The Mother Temple of Bali may be the most important temple on the whole island but foreign visitors increasingly skip it because it’s not worth the hassle. “This place is run by gangsters, ” says one blogger. “Rude children followed us everywhere, shouting taunting jibes; overbearing ‘guides’ at the entrance demanded money even though we had paid,” says another. “Besakih is awful and the tourist authority should do something about this,” blogs yet another.
Besakih Temple is located on the slopes of Mount Agung, the holiest place on the island. When Mount Agung erupted in 1963 killing almost two thousand people, the flow of lava missed the temple by only a few meters, which only increased its esteem within this largely Hindu community.
Besakih is actually an extensive complex made up of a number of temples and shrines, some which are off-limits to non-worshippers. Visitors can spend a few hours climbing the steep stairs, making their way up the mountain but I chose to stay near Pura Penataran Agang, the symbolic centre, built on six levels and the largest and most important temple.
Gods don’t live in Balinese temples; they go there when there is a special ceremony. The Besakih Temple has many special ceremonies simply because each of the temples and shrines within it has a birthday that must be celebrated. I visited during the full moon in March and on that day ceremonies are held in Hindu temples all across Bali. The phases of the moon are particularly important to the Balinese, with the most important days being the full moon (purnama) and the new moon (tilem).
The day I was there was also Buda Keliwon Pegatuwakan, the full moon day that ended the Galungan festivity that takes place every 210 days. On that day, women carry ‘towers’ of fruit on their head as they make their way to their temple to thank the gods for the fruits of the Earth; I saw several of them walking elegantly along the side of the road as we drove to the mountain from Ubud but I refrained from taking a photo for the load each was carrying was quite extraordinary and I didn’t want to disturb their concentration. As part of the festival, long, curved bamboo poles were placed on both sides of the road for miles and miles; they were decorated with palm leaves, corn cobs, coconuts, a piece of white or yellow cloth and other offerings as thanks to the gods.
If you visit a Hindu temple on a regular day you just need to wear a sash around your waist. On a special day you must also wear a sarong. My driver thought I should purchase my sarong and sash before I reached the temple so that I would be wearing them when I left the car. He also said I didn’t have to hire a guide but if I did that I should not pay more than 30,000-40,000 IDR although they would try to get at least 100,000 IDR (about US $11) from me. That seemed like good advice considering I was only paying $22 for the car and driver for a full day.

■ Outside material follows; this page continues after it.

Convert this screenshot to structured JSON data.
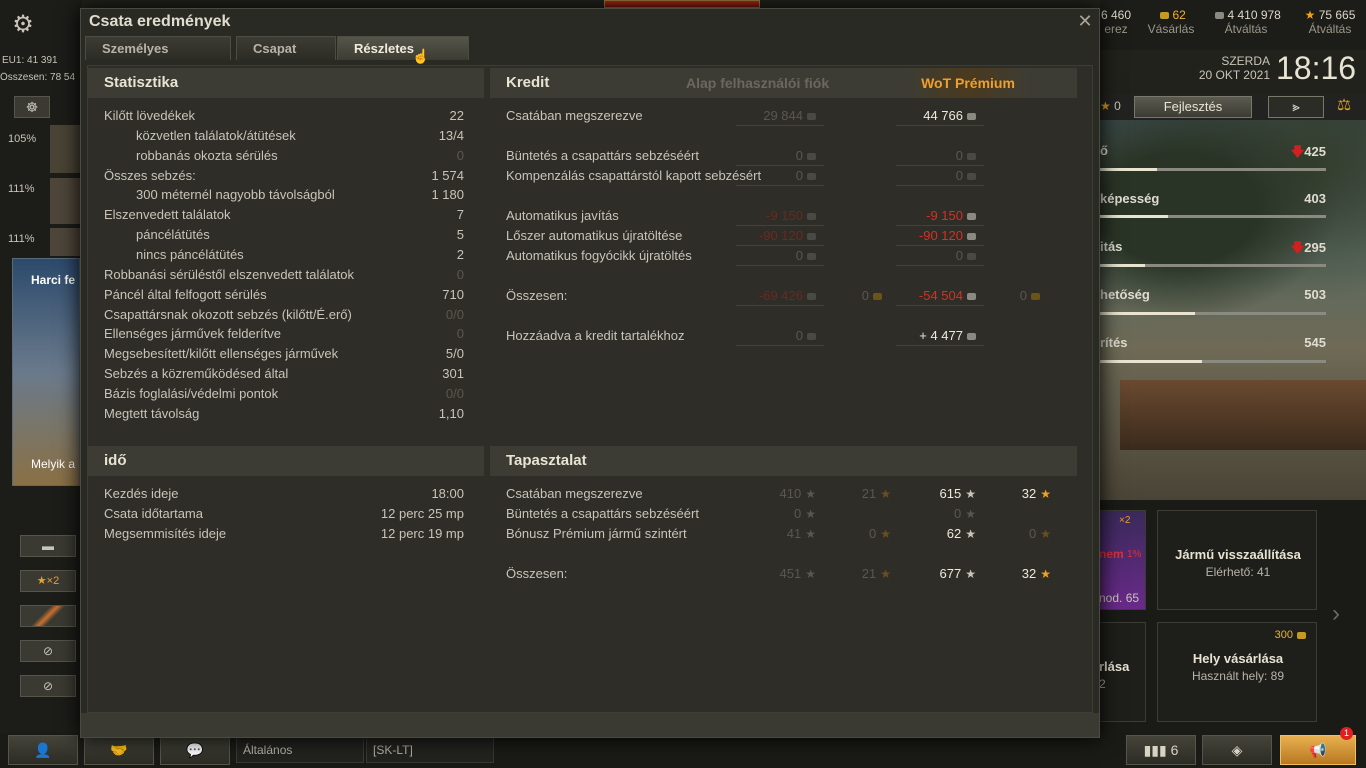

When we arrived there were only a handful of tourists in sight and no tour buses. Would the hawkers and scammers be desperate? I bought a ticket at the office for 15,000 IDR (about $1.50) and as I made my way down the road towards the temple I was approached by several men, one demanding to see my ticket, others telling me I could not get into the temple without a guide, and lots of kids trying to sell me postcards. I put on my earphones, turned up the music on my iPod and paid them no attention. I was doing this alone.
There were lots of worshippers and I was swept up the stairs to the various terraces with them. It was a joyous occasion, not a solemn one, and everyone looked so grand. Finally I faded into the background, watching it all, until I eventually left. No one harassed me.
My visit was easy but that was an exception based on stories I have heard. So until the ‘reception committee’ at Besakih learns some manners, foreign tourists may continue to “vote with their feet” and not go there. Others may decide to have a look but refuse to hire a guide or buy a postcard and instead see what we can for the $1.50 ticket and then move on to another temple, another site, for there are many worthy ones.
By Sylvia Fanjoy
Photo credits Sylvia Fanjoy
© Riding the buses 2012